Effective digital investigative research relies heavily on gathering small pieces of information on a person or group and combining those to build a more comprehensive picture. Being able to find things like email addresses, usernames and sites with which they have accounts helps build out a profile that can be used for further investigation. GIJN’s Alastair Otter rounds up some tools worth checking out.

What the Experts Expect for Data Journalism in 2019

With the global spread of data journalism, the advent of artificial intelligence and the increasing use of big data moving alongside a rapid rise of disinformation, GIJN asked data journalism experts around the world what they anticipate for 2019. Here are their thoughts on the major trends, ideas and technologies that will affect how we do our jobs.

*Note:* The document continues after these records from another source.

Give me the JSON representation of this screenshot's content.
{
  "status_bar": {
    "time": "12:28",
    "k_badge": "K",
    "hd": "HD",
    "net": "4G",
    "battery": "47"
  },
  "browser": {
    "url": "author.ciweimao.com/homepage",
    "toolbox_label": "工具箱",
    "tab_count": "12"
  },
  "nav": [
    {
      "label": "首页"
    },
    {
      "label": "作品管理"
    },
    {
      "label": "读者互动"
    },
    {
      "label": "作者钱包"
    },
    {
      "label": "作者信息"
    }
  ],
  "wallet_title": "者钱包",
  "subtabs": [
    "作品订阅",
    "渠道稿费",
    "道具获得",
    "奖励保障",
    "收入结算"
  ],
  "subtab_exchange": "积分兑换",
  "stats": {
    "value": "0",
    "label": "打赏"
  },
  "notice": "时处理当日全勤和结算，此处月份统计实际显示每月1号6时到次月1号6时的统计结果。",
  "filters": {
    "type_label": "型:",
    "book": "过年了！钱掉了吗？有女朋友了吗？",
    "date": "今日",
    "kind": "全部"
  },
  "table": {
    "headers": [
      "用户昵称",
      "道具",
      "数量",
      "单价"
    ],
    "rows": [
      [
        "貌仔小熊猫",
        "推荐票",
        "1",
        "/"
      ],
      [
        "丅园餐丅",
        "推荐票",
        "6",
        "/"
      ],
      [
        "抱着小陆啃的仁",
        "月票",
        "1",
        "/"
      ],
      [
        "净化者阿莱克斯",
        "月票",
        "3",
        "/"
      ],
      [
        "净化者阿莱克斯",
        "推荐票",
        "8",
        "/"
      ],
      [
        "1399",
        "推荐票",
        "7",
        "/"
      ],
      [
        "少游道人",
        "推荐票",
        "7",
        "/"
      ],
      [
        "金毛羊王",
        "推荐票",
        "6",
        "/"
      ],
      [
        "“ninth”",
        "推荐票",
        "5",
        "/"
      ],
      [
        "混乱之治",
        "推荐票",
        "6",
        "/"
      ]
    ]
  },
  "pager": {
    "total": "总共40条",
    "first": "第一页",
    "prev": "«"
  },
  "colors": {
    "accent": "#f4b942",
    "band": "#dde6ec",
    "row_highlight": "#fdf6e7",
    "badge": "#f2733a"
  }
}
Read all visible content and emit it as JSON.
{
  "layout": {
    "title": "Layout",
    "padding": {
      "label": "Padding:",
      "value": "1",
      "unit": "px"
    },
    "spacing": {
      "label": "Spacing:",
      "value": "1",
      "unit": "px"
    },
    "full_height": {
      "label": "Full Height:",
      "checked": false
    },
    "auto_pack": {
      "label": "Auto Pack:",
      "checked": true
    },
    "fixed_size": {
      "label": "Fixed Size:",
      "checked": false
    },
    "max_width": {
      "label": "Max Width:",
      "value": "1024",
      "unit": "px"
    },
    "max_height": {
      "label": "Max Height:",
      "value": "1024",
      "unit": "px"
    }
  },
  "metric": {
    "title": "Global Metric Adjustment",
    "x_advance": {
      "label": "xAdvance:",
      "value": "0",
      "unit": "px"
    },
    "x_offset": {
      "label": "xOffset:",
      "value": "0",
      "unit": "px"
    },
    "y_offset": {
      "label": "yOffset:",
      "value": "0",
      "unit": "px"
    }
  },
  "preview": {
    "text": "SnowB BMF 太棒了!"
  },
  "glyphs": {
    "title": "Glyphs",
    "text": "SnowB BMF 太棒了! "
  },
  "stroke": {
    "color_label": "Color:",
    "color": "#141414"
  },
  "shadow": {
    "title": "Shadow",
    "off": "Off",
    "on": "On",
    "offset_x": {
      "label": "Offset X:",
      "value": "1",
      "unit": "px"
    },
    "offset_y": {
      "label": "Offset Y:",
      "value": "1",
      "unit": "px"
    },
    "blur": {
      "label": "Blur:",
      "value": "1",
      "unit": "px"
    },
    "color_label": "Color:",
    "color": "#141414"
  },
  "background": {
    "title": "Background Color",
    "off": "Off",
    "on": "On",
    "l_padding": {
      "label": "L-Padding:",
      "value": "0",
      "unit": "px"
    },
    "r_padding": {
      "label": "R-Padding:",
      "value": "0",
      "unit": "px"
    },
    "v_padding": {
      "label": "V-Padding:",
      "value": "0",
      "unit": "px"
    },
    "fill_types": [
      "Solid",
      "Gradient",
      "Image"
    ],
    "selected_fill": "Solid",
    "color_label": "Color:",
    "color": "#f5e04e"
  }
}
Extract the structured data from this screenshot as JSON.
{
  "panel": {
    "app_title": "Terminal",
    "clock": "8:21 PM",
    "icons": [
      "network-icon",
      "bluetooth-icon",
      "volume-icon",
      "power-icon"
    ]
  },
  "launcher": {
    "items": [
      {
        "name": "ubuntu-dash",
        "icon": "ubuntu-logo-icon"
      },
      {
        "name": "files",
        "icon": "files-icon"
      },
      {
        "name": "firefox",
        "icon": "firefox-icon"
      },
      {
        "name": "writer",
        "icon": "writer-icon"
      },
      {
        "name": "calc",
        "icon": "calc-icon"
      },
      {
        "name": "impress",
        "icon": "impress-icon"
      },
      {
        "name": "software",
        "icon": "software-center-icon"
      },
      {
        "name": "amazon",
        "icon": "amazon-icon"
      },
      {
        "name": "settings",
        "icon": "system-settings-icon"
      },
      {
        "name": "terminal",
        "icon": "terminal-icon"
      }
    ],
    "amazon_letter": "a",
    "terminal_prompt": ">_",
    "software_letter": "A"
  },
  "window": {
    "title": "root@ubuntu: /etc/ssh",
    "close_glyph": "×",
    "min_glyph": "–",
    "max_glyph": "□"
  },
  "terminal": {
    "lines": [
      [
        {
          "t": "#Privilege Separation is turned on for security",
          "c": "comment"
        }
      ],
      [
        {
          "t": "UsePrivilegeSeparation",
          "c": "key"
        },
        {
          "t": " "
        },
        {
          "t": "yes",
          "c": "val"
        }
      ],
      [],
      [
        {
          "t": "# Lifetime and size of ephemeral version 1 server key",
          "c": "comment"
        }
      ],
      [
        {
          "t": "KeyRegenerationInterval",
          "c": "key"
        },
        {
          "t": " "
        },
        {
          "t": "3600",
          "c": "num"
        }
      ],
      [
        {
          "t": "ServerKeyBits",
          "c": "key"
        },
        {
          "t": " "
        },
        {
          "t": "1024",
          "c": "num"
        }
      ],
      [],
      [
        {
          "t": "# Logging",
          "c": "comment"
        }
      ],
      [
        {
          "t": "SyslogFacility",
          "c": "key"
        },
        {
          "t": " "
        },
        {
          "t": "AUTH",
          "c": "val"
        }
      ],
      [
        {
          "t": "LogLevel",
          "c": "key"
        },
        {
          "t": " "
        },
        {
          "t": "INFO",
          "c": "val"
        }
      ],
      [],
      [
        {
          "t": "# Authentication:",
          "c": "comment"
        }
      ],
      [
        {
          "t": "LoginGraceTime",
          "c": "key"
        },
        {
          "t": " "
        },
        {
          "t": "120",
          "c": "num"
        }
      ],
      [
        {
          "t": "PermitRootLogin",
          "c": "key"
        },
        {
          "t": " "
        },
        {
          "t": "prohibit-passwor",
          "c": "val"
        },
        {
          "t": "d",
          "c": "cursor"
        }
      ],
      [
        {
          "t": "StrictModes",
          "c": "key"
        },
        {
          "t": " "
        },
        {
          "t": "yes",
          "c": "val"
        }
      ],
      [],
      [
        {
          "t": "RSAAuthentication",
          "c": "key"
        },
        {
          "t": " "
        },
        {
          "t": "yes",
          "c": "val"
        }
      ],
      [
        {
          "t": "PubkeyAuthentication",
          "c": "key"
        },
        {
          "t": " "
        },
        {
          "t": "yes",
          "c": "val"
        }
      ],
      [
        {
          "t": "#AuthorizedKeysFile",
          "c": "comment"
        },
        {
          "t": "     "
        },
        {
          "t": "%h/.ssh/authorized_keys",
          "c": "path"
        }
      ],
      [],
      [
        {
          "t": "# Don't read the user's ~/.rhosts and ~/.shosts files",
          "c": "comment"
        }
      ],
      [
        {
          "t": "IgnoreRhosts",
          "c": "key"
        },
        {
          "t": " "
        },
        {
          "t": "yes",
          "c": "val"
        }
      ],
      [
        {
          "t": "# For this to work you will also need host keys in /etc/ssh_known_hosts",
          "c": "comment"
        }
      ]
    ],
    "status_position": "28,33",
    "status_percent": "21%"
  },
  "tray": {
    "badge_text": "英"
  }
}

Document of the Day: Indicting Venezuela’s TV Mogul Belisario

We love indictments, and here’s one that caught our eye at GIJN: a recently unsealed document from the US Department of Justice last month, alleging that Venezuelan television mogul Raul Gorrin Belisario was part of a billion-dollar currency exchange and money laundering scheme that paid off high-level Venezuelan government officials. Belisario is no ordinary exile…

How They Did It: Digging up Zimbabwe’s Gukurahundi Massacre Dossier

Earlier this year, Botswana’s INK Centre for Investigative Journalism tracked down a dossier which detailed the heinous crimes of Gukurahundi — a series of massacres of civilians carried out by the Zimbabwe National Army in the 1980s — which had been kept under lock and key for decades. It was the first time the names of the deceased and blow-by-blow accounts of how the executions were carried out were made available to the public. INK’s Ntibinyane Ntibinyane writes for GIJN on how they did it.